#### DATA:
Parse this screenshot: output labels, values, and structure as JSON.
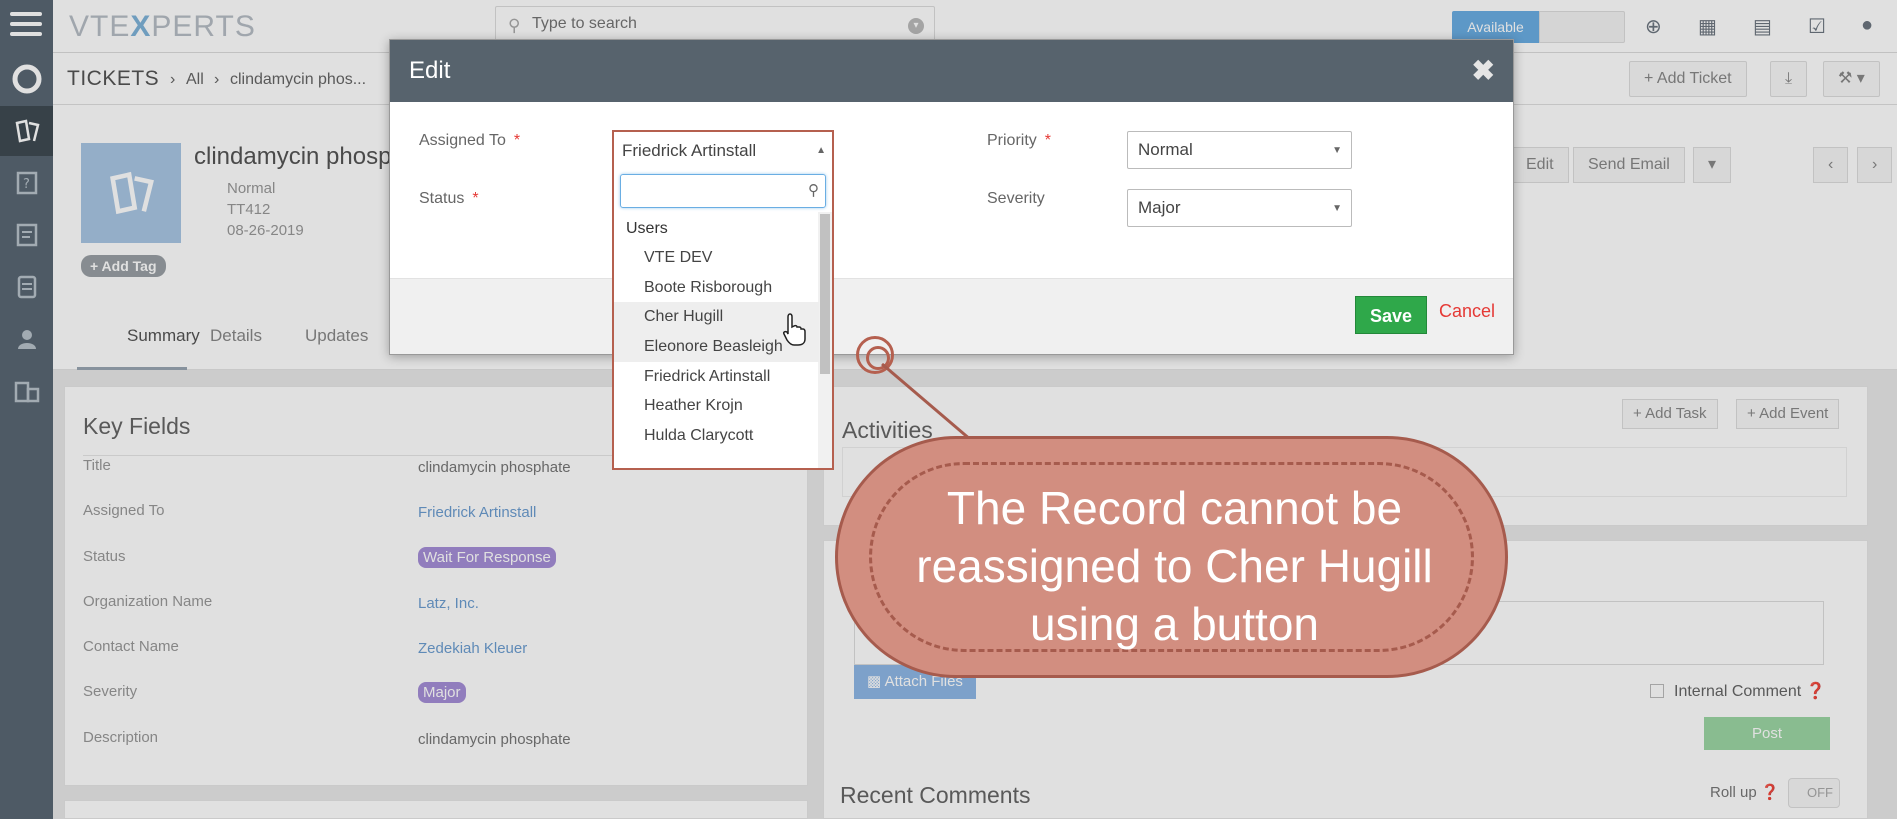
{
  "app": {
    "brand_pre": "VTE",
    "brand_x": "X",
    "brand_post": "PERTS",
    "search_placeholder": "Type to search",
    "status_label": "Available"
  },
  "breadcrumb": {
    "module": "TICKETS",
    "list": "All",
    "record": "clindamycin phos..."
  },
  "header_buttons": {
    "add_ticket": "Add Ticket"
  },
  "record": {
    "title": "clindamycin phosp",
    "priority": "Normal",
    "number": "TT412",
    "date": "08-26-2019",
    "add_tag": "Add Tag",
    "edit_label": "Edit",
    "send_email_label": "Send Email"
  },
  "tabs": [
    "Summary",
    "Details",
    "Updates"
  ],
  "key_fields": {
    "title": "Key Fields",
    "rows": [
      {
        "label": "Title",
        "value": "clindamycin phosphate"
      },
      {
        "label": "Assigned To",
        "value": "Friedrick Artinstall"
      },
      {
        "label": "Status",
        "value": "Wait For Response"
      },
      {
        "label": "Organization Name",
        "value": "Latz, Inc."
      },
      {
        "label": "Contact Name",
        "value": "Zedekiah Kleuer"
      },
      {
        "label": "Severity",
        "value": "Major"
      },
      {
        "label": "Description",
        "value": "clindamycin phosphate"
      }
    ]
  },
  "activities": {
    "title": "Activities",
    "add_task": "Add Task",
    "add_event": "Add Event"
  },
  "comments": {
    "attach": "Attach Files",
    "internal": "Internal Comment",
    "post": "Post",
    "recent": "Recent Comments",
    "rollup": "Roll up",
    "off": "OFF"
  },
  "modal": {
    "title": "Edit",
    "assigned_label": "Assigned To",
    "status_label": "Status",
    "priority_label": "Priority",
    "severity_label": "Severity",
    "priority_value": "Normal",
    "severity_value": "Major",
    "save": "Save",
    "cancel": "Cancel"
  },
  "dropdown": {
    "selected": "Friedrick Artinstall",
    "group": "Users",
    "items": [
      "VTE DEV",
      "Boote Risborough",
      "Cher Hugill",
      "Eleonore Beasleigh",
      "Friedrick Artinstall",
      "Heather Krojn",
      "Hulda Clarycott"
    ]
  },
  "callout": {
    "line1": "The Record cannot be",
    "line2": "reassigned to Cher Hugill",
    "line3": "using a button"
  }
}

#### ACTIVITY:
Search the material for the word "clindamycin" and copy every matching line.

#### OUTPUT FOR THIS EXERCISE:
    "record": "clindamycin phos..."
    "title": "clindamycin phosp",
        "value": "clindamycin phosphate"
        "value": "clindamycin phosphate"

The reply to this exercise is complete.